PROBLEM DETAILS =
If a line in the entries below contains the word "search", it counts; report how many such lines there are, and only that number.

DATA FOR PROCESSING =
◆ ◆ ◆ ◆ ◆
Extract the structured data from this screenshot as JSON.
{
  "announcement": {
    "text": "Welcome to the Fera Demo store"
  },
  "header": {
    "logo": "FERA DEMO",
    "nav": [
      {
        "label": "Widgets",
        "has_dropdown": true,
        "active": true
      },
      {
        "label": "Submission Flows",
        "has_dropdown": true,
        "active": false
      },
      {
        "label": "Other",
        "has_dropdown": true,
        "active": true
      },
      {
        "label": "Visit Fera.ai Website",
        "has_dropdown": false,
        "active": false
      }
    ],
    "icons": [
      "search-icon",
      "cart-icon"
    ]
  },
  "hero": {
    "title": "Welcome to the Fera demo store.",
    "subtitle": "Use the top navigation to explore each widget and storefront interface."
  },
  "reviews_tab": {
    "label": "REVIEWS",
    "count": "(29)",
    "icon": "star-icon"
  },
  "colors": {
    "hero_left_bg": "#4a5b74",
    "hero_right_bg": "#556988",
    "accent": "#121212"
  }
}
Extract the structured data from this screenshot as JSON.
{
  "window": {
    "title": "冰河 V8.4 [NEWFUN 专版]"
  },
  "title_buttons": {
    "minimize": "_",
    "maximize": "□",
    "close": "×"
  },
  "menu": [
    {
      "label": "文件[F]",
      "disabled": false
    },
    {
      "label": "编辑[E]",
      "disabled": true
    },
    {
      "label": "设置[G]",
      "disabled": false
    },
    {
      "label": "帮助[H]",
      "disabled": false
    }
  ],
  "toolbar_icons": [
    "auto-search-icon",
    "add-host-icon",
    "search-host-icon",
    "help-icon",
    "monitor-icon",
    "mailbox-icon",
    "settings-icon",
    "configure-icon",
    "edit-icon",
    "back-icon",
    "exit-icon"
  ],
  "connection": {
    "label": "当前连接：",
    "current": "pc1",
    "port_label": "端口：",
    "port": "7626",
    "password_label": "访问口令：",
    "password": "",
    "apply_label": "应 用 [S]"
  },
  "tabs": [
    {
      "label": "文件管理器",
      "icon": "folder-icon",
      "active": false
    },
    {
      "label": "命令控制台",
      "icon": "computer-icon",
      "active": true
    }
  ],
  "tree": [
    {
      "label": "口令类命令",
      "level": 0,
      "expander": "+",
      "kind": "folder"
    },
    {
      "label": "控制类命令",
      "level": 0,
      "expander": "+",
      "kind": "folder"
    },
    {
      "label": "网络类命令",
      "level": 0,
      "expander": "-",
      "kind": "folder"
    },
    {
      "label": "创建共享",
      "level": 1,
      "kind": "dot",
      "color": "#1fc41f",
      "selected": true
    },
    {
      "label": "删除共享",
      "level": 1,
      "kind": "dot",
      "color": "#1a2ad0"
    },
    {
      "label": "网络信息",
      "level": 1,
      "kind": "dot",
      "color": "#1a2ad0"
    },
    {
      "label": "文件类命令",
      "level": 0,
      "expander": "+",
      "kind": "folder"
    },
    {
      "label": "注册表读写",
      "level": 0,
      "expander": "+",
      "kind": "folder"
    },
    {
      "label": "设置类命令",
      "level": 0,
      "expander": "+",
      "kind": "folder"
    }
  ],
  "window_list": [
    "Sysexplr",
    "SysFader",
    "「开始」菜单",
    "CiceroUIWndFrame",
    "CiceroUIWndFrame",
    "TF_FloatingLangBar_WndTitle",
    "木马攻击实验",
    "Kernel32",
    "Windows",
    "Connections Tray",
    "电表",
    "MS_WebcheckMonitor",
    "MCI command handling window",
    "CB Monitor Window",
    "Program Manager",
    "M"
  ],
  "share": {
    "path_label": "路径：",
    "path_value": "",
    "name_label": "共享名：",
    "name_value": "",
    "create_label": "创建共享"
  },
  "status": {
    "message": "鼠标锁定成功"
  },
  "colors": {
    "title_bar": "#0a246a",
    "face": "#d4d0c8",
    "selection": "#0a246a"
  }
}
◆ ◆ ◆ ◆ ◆
YOUR RESPONSE =
3